BRIEF: Images are to be left out when the records below are printed word for word.

[Website and app data records]
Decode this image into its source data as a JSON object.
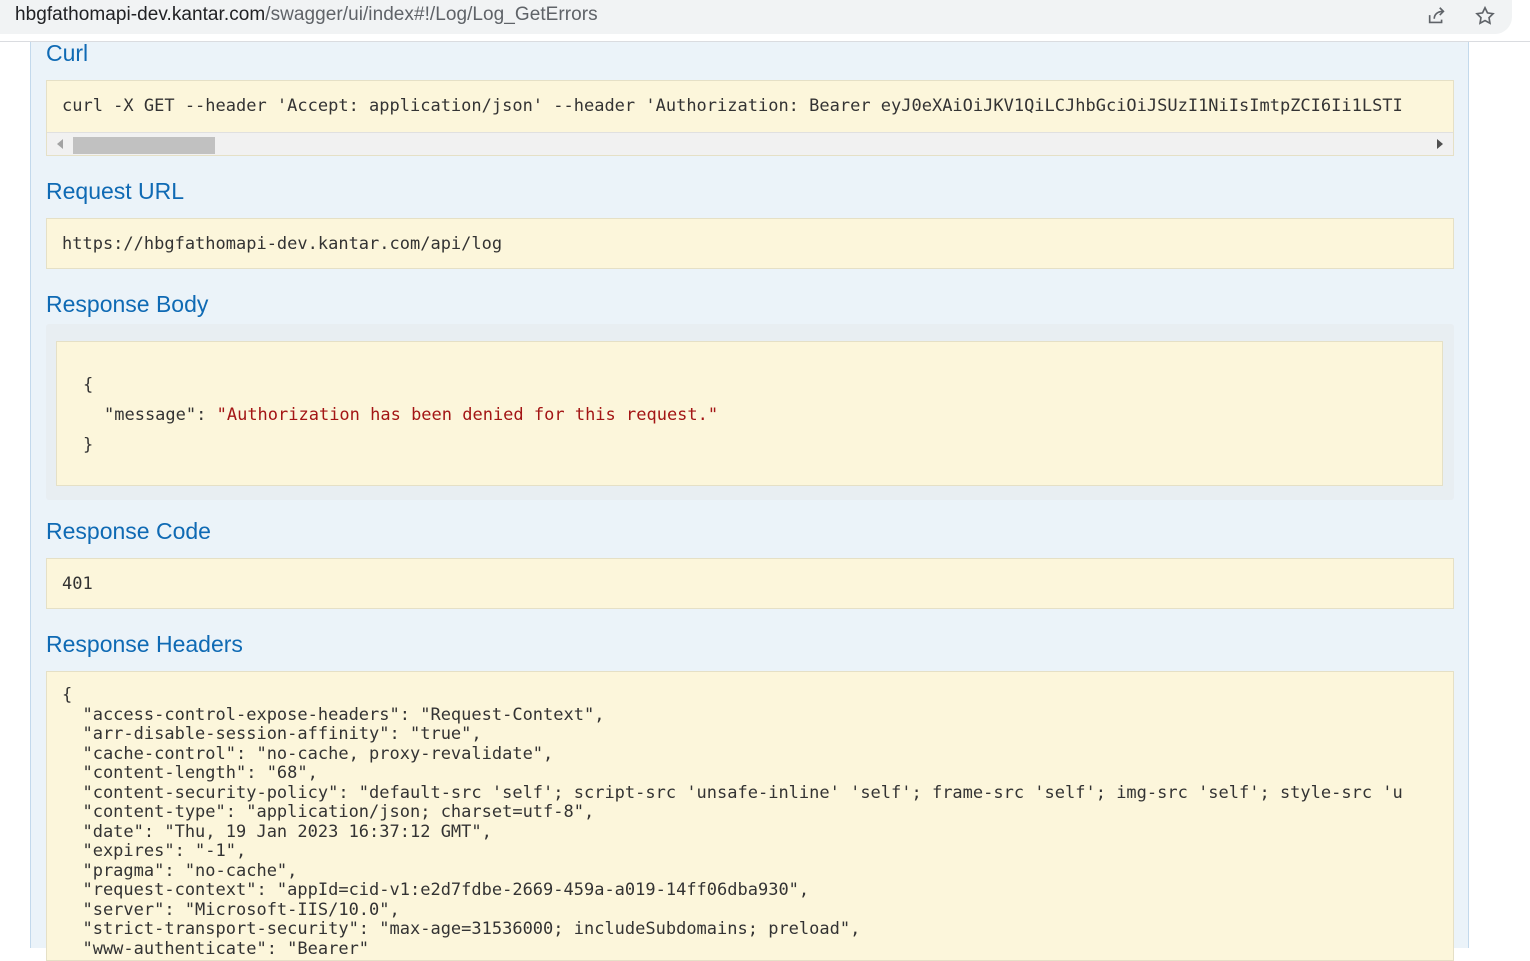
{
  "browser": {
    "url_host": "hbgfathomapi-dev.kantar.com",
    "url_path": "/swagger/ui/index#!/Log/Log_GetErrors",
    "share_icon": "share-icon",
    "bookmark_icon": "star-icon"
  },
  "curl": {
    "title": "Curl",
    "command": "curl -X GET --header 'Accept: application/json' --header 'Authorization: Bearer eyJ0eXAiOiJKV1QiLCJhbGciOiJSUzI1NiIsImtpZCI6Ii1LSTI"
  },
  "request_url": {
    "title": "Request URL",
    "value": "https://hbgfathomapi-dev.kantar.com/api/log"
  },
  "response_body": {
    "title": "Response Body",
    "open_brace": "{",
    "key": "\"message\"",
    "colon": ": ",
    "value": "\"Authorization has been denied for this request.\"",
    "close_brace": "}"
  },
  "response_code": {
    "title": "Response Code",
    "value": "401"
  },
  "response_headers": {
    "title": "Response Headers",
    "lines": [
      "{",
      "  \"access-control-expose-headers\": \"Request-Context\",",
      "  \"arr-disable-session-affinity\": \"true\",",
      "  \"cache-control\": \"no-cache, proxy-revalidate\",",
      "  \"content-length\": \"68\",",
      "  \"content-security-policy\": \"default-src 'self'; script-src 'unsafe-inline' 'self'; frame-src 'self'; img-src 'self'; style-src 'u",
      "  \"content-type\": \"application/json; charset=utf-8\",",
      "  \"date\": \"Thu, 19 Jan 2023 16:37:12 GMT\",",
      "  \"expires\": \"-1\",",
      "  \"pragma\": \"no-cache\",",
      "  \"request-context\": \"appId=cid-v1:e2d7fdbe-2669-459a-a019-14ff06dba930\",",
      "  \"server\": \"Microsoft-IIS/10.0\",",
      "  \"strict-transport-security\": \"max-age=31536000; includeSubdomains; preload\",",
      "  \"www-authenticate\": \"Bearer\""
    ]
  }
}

SOLUTION TO THE PROBLEM:
Decode this image into its source data as a JSON object.
{
  "browser": {
    "url_host": "hbgfathomapi-dev.kantar.com",
    "url_path": "/swagger/ui/index#!/Log/Log_GetErrors",
    "share_icon": "share-icon",
    "bookmark_icon": "star-icon"
  },
  "curl": {
    "title": "Curl",
    "command": "curl -X GET --header 'Accept: application/json' --header 'Authorization: Bearer eyJ0eXAiOiJKV1QiLCJhbGciOiJSUzI1NiIsImtpZCI6Ii1LSTI"
  },
  "request_url": {
    "title": "Request URL",
    "value": "https://hbgfathomapi-dev.kantar.com/api/log"
  },
  "response_body": {
    "title": "Response Body",
    "open_brace": "{",
    "key": "\"message\"",
    "colon": ": ",
    "value": "\"Authorization has been denied for this request.\"",
    "close_brace": "}"
  },
  "response_code": {
    "title": "Response Code",
    "value": "401"
  },
  "response_headers": {
    "title": "Response Headers",
    "lines": [
      "{",
      "  \"access-control-expose-headers\": \"Request-Context\",",
      "  \"arr-disable-session-affinity\": \"true\",",
      "  \"cache-control\": \"no-cache, proxy-revalidate\",",
      "  \"content-length\": \"68\",",
      "  \"content-security-policy\": \"default-src 'self'; script-src 'unsafe-inline' 'self'; frame-src 'self'; img-src 'self'; style-src 'u",
      "  \"content-type\": \"application/json; charset=utf-8\",",
      "  \"date\": \"Thu, 19 Jan 2023 16:37:12 GMT\",",
      "  \"expires\": \"-1\",",
      "  \"pragma\": \"no-cache\",",
      "  \"request-context\": \"appId=cid-v1:e2d7fdbe-2669-459a-a019-14ff06dba930\",",
      "  \"server\": \"Microsoft-IIS/10.0\",",
      "  \"strict-transport-security\": \"max-age=31536000; includeSubdomains; preload\",",
      "  \"www-authenticate\": \"Bearer\""
    ]
  }
}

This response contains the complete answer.